But it also goes beyond that. Government, the private sector and academia working together as strategic partners achieve far more than we could separately. That is why we have set an ambitious goal of lifting UK public and private research and development investment to 2.4 per cent of GDP by 2027. It is why we are developing four Grand Challenges, the big drivers of social and economic change in the world today: harnessing artificial intelligence and the data revolution; leading in changes to the future of mobility; meeting the challenges of our ageing society; and driving ahead the revolution in clean growth. By focusing our efforts on making the most of these areas of enormous potential, we can develop new exports, grow new industries and create more good jobs in every part of our country.
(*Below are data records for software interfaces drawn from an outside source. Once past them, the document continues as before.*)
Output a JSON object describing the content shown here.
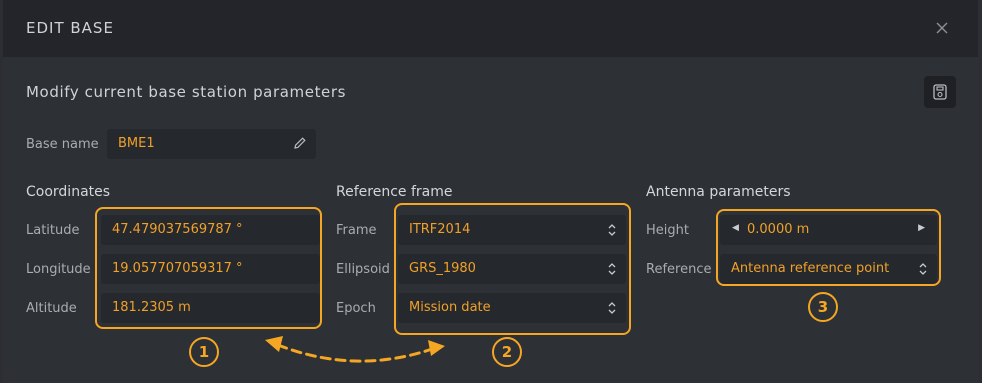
{
  "dialog": {
    "title": "EDIT BASE",
    "close_icon": "close-icon",
    "subtitle": "Modify current base station parameters",
    "save_icon": "save-icon"
  },
  "base": {
    "label": "Base name",
    "value": "BME1"
  },
  "coordinates": {
    "title": "Coordinates",
    "latitude": {
      "label": "Latitude",
      "value": "47.479037569787 °"
    },
    "longitude": {
      "label": "Longitude",
      "value": "19.057707059317 °"
    },
    "altitude": {
      "label": "Altitude",
      "value": "181.2305 m"
    }
  },
  "reference_frame": {
    "title": "Reference frame",
    "frame": {
      "label": "Frame",
      "value": "ITRF2014"
    },
    "ellipsoid": {
      "label": "Ellipsoid",
      "value": "GRS_1980"
    },
    "epoch": {
      "label": "Epoch",
      "value": "Mission date"
    }
  },
  "antenna": {
    "title": "Antenna parameters",
    "height": {
      "label": "Height",
      "value": "0.0000 m"
    },
    "reference": {
      "label": "Reference",
      "value": "Antenna reference point"
    }
  },
  "annotations": {
    "one": "1",
    "two": "2",
    "three": "3",
    "color": "#f5a623"
  }
}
Years of hard work and sacrifice from the British people have got our deficit down by over three quarters. We are building on this success by taking a balanced approach to public spending. We are continuing to deal with our debts, so that our economy can remain strong and we can protect people’s jobs, and at the same time we are investing in vital public services, like our NHS. We have set out plans to increase NHS funding annually by an average by 3.4 percent in real terms: that is £394 million a week more. In return, the NHS will produce a ten-year plan, led by doctors and nurses, to eliminate waste and improve patient care.

I believe that Britain can look to the future with confidence. We are leaving the EU and setting a new course for prosperity as a global trading nation. We have a Modern Industrial Strategy that is strengthening the foundations of our economy and helping us to seize the opportunities of the future. We are investing in the public services we all rely on and helping them to grow and improve. Building on our country’s great strengths – our world-class universities and researchers, our excellent services sector, our cutting edge manufacturers, our vibrant creative industries, our dedicated public servants – we can look towards a new decade that is ripe with possibility. The government I lead is doing all it can to make that brighter future a reality for everyone in our country. 
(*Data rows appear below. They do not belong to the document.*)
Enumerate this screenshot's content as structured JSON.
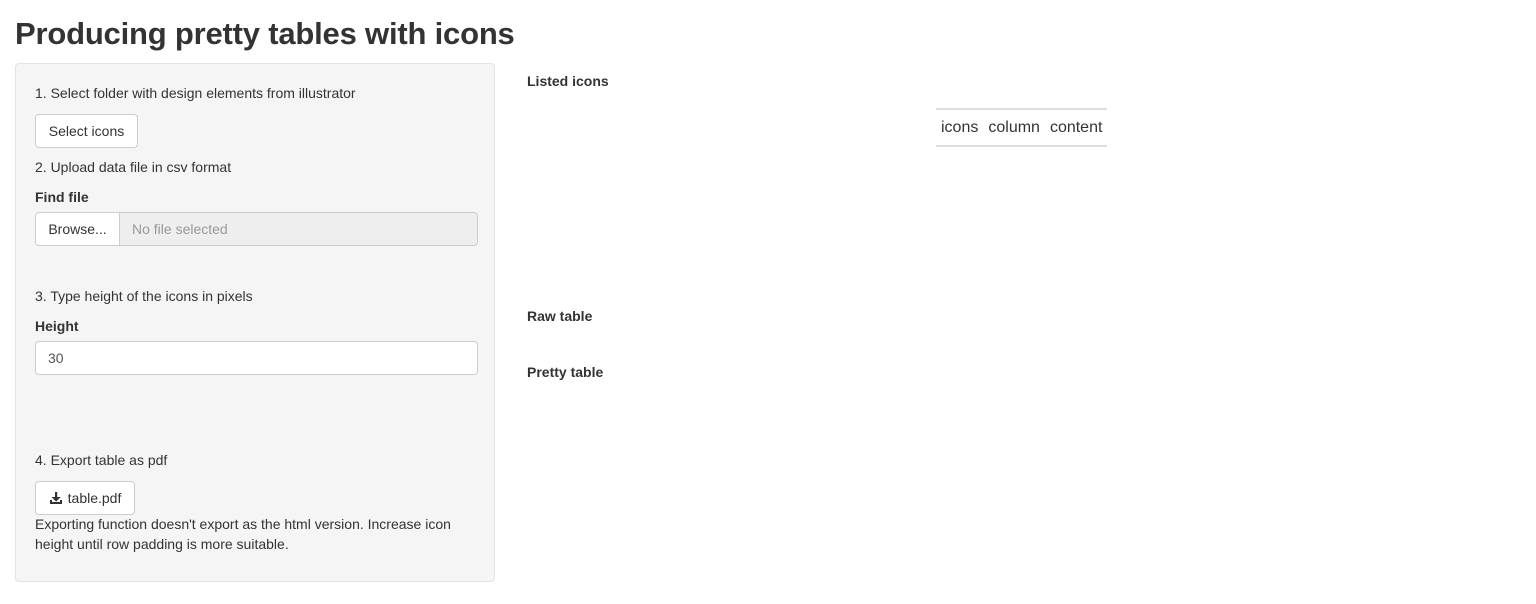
{
  "page": {
    "title": "Producing pretty tables with icons"
  },
  "sidebar": {
    "step1": {
      "text": "1. Select folder with design elements from illustrator",
      "button": "Select icons"
    },
    "step2": {
      "text": "2. Upload data file in csv format",
      "label": "Find file",
      "browse": "Browse...",
      "placeholder": "No file selected"
    },
    "step3": {
      "text": "3. Type height of the icons in pixels",
      "label": "Height",
      "value": "30"
    },
    "step4": {
      "text": "4. Export table as pdf",
      "button": "table.pdf",
      "button_icon": "download-icon",
      "help": "Exporting function doesn't export as the html version. Increase icon height until row padding is more suitable."
    }
  },
  "main": {
    "listed_icons_label": "Listed icons",
    "icons_table": {
      "columns": [
        "icons",
        "column",
        "content"
      ]
    },
    "raw_table_label": "Raw table",
    "pretty_table_label": "Pretty table"
  }
}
British politics provides ample material for analysis in the pages of The Parliamentary Review 
The Rt Hon Theresa May MP
Prime Minister